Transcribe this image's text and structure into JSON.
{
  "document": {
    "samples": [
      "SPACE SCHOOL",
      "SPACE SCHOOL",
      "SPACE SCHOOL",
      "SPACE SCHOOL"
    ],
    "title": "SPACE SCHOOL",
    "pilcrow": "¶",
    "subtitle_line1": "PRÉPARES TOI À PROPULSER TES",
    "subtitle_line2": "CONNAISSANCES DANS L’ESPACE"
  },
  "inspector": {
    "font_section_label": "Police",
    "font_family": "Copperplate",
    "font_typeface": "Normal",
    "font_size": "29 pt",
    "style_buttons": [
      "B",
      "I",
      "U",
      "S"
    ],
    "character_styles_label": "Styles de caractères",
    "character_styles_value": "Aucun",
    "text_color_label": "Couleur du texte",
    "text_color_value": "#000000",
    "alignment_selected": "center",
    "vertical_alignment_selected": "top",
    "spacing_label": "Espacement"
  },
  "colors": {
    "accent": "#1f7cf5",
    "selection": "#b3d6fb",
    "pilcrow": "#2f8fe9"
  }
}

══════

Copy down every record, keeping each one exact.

- Task answer
Transcribe this image's text and structure into JSON.
{
  "document": {
    "samples": [
      "SPACE SCHOOL",
      "SPACE SCHOOL",
      "SPACE SCHOOL",
      "SPACE SCHOOL"
    ],
    "title": "SPACE SCHOOL",
    "pilcrow": "¶",
    "subtitle_line1": "PRÉPARES TOI À PROPULSER TES",
    "subtitle_line2": "CONNAISSANCES DANS L’ESPACE"
  },
  "inspector": {
    "font_section_label": "Police",
    "font_family": "Copperplate",
    "font_typeface": "Normal",
    "font_size": "29 pt",
    "style_buttons": [
      "B",
      "I",
      "U",
      "S"
    ],
    "character_styles_label": "Styles de caractères",
    "character_styles_value": "Aucun",
    "text_color_label": "Couleur du texte",
    "text_color_value": "#000000",
    "alignment_selected": "center",
    "vertical_alignment_selected": "top",
    "spacing_label": "Espacement"
  },
  "colors": {
    "accent": "#1f7cf5",
    "selection": "#b3d6fb",
    "pilcrow": "#2f8fe9"
  }
}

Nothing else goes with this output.